New Common Rule (IRB Regulations)

The Federal Policy for Protection of Human Research Subjects (also known as “The Common Rule”) codifies the processes for IRB review and approval of research with human subjects. Changes to the Common Rule will take effect on studies starting on or after January 21, 2019.

Changes

Expedited IRB Review

  • There will be no continuing review of expedited research unless the IRB has a reason to require it and can justify that reason
  • There will be no continuing review for projects conducting data analysis only
  • Expedited categories of IRB review will be annually evaluated by the HHS Office for Human Research Protections

IRB Exempt Review Categories

New Informed Consent Elements

  • New required element of consent required for collection of identifiable info or identifiable specimens. Whether or not identities are removed, the consent must state:
    unspecified future research may occur without additional consent; or that the information or biospecimens will not be used for future research
  • New required section of consent:
    “key information” must be presented first with sufficient detail for subjects understanding of reasons to participate – a revised UTMB consent template will be provided
  • For clinical trials, one IRB-approved consent form used to enroll participants for that specific trial must be posted on publicly available website.  This must be a clean, unsigned consent form.
  • Waiver of documentation of consent — new additional exception for subjects for whom signing documents is not the cultural norm

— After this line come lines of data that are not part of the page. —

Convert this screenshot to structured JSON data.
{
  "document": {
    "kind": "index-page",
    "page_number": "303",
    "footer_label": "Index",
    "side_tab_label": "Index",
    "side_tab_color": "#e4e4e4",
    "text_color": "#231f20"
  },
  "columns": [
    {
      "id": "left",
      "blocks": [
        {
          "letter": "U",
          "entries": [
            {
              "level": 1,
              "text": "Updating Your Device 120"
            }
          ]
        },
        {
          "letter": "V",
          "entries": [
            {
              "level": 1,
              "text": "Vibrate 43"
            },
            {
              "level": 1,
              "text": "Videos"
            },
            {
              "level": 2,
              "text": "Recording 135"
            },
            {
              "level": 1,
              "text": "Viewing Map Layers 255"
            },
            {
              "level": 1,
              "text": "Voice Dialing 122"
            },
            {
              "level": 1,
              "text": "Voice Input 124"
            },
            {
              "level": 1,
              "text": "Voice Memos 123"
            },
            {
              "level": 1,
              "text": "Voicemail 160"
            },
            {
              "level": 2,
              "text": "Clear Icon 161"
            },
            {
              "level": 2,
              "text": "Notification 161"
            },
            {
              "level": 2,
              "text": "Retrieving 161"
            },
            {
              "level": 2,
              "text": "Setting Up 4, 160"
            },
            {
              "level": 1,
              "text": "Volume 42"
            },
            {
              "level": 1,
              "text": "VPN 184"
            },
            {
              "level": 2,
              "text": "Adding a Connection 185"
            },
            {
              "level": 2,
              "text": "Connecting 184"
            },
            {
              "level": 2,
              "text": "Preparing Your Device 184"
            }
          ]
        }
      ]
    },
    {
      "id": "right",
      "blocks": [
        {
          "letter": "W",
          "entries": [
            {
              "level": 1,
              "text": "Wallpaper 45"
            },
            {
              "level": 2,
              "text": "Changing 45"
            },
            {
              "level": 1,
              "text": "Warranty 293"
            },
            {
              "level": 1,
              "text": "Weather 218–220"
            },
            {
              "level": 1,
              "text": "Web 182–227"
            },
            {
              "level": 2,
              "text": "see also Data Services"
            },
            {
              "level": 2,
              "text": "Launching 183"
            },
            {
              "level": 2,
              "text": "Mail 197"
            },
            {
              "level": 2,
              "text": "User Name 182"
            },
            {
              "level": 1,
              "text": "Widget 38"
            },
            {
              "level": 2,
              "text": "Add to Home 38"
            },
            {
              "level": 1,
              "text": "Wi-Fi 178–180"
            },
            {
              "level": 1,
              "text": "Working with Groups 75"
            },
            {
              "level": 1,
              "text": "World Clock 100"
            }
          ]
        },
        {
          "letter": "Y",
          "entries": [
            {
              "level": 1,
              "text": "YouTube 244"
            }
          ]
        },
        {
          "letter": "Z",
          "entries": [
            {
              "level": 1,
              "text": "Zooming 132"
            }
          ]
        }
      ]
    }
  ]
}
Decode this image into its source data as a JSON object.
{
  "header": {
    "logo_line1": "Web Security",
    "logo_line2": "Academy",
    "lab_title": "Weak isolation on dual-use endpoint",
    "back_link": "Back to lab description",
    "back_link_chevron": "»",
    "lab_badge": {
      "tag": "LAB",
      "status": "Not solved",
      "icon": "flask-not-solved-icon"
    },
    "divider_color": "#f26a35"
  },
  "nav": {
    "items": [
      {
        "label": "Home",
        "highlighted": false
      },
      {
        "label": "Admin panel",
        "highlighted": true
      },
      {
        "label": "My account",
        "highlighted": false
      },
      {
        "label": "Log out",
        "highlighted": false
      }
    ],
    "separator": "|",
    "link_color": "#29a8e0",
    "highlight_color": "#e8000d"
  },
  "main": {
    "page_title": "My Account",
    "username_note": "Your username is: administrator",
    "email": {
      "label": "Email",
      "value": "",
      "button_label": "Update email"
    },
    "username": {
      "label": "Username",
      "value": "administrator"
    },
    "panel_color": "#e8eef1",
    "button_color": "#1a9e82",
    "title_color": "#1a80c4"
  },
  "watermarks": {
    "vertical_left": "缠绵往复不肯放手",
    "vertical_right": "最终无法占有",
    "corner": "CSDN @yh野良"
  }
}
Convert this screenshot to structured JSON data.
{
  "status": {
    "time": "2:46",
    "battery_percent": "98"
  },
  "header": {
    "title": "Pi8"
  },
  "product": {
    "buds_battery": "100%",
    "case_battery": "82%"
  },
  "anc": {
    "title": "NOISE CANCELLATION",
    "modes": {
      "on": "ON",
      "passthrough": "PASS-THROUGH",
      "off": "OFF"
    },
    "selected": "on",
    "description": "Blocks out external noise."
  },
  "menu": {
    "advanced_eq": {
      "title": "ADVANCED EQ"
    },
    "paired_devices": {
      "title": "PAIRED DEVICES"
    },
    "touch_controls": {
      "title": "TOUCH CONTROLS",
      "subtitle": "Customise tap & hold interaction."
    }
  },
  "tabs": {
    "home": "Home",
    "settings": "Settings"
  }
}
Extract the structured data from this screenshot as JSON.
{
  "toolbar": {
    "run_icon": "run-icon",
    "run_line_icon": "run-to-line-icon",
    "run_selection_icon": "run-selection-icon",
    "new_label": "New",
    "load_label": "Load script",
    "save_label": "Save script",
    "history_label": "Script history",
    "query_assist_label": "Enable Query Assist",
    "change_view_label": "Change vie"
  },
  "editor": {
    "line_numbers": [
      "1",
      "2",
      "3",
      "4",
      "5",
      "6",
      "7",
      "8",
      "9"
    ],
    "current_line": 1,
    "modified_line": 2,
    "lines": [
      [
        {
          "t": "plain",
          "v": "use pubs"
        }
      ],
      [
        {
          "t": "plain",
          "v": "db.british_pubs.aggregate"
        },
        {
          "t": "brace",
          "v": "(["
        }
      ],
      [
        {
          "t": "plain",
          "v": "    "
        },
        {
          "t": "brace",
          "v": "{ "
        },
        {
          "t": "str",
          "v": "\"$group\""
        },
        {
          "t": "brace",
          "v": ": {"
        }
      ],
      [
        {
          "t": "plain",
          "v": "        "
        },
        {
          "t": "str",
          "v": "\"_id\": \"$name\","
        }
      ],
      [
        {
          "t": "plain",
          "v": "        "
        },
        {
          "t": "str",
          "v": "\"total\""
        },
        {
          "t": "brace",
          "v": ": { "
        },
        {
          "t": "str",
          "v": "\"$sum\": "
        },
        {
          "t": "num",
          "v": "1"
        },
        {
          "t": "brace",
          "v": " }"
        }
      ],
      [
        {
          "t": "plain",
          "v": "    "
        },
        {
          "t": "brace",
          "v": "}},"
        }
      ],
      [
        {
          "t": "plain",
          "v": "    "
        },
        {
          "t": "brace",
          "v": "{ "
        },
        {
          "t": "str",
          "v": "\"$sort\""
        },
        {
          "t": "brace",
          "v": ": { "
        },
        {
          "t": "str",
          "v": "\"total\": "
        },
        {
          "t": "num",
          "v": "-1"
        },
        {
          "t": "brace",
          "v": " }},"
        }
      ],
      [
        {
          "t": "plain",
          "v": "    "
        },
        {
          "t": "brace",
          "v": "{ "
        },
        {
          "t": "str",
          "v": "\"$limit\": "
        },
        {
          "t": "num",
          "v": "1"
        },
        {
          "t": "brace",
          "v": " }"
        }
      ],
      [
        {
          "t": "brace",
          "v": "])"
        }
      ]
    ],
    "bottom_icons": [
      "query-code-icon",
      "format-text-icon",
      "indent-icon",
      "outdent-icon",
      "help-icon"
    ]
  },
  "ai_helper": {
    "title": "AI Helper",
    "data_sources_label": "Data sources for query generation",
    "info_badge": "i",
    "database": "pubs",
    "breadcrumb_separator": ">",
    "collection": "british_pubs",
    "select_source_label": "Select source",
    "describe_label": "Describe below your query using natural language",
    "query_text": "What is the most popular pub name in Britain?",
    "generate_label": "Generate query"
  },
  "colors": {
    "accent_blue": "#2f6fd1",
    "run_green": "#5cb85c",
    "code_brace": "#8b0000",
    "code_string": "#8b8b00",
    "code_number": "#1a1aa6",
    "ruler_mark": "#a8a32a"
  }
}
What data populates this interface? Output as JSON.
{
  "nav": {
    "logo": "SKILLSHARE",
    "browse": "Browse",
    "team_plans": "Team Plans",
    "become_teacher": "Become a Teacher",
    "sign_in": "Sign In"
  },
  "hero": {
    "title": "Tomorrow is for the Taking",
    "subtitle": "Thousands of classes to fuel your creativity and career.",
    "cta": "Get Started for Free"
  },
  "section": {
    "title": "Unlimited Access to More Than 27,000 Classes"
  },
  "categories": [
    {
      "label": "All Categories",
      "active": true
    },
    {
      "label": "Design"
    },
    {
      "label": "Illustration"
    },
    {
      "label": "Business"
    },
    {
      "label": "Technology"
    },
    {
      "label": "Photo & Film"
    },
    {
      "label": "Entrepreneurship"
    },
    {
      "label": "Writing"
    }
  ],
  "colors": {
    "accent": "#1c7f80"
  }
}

Consent Process Changes:

  • A waiver of informed consent for the secondary use of identifiable private information/biospecimens (not covered by Broad Consent) must justify why the use of identifiers is necessary to carry out the research.
  • Use of identifiable information/biospecimens to identify potential subjects (i.e., screening for recruitment purposes) is allowed without informed consent under certain circumstances.  A waiver of consent will no longer be needed for these screening activities. Note: HIPAA requirements still apply.
  • For federally-sponsored clinical trials, a clean, unsigned copy of the consent form must be posted to a "publicly available, federal website" (TBD) post-recruitment and no later than 60 days after the last study visit by any subject. 

Broad Consent

  • The revised Common Rule includes an option that would allow institutions to obtain broad consent for the storage, maintenance, and secondary research use of identifiable private information and biospecimens.  This concept must be implemented on an institutional level and requires tracking of individuals who decline to provide consent. Because there is no guidance from OHRP and because of the implications of tracking individuals who do not provide consent and excluding their data from all future research, UTMB is not pursuing broad consent at this time.  Investigators can continue to use biospecimens that are coded or to seek waiver of consent for use of biospecimens with identifiers retained consistent with current practices.

Single IRB Review

  • Single IRB review will be required for all federally funded cooperative research studies effective January 2020 (NIH will require single IRB review beginning Sept 2017)
  • Reviewing IRB must be identified by funding department or agency or proposed by the lead institution
  • See UTMB guidance on single IRB reviews for multi-site studies.

Continuing Review Changes

  • Continuing Review no longer required* for:
    • Research approved by expedited review
    • Exempt research requiring limited IRB review
    • Research interventions completed and only involving:
      • Data analysis, including identifiable private information or identifiable biospecimens.
      • Accessing follow-up clinical data from clinical care procedures

* IRB can override this default and conduct continuing review, but must justify and document the reason

Research Terms: New/Revised

  • Activities deemed not to be research:
    • Scholarly and journalistic activities
    • Government functions with separately mandated protections
  • Benign behavioral intervention: interactions that are brief harmless, painless, not physically invasive, not likely to have a significant adverse lasting impact, and the investigator has no reason to think the subjects will find the interventions offensive or embarrassing
  • Clinical trial: research study in which human subjects are prospectively assigned to interventions to evaluate the effects of the interventions on biomedical or behavioral health-related outcomes.
  • Human subject: a living individual about whom an investigator conducting research obtains
  1. information or biospecimens through intervention or interaction with the individual, and uses, studies, or analyzes the information or biospecimens; or
  2. uses, studies, analyzes, or generates identifiable private information or identifiable biospecimens
  • Interaction: communication or interpersonal contact
  • Intervention: physical procedures/environmental manipulations by which information or biospecimen are gathered
  • Legally Authorized Representative: individual/judicial/body authorized under applicable law to consent on behalf of prospective subject
  • Vulnerable Subjects: vulnerable to coercion/undue influence
Additional Information/Resources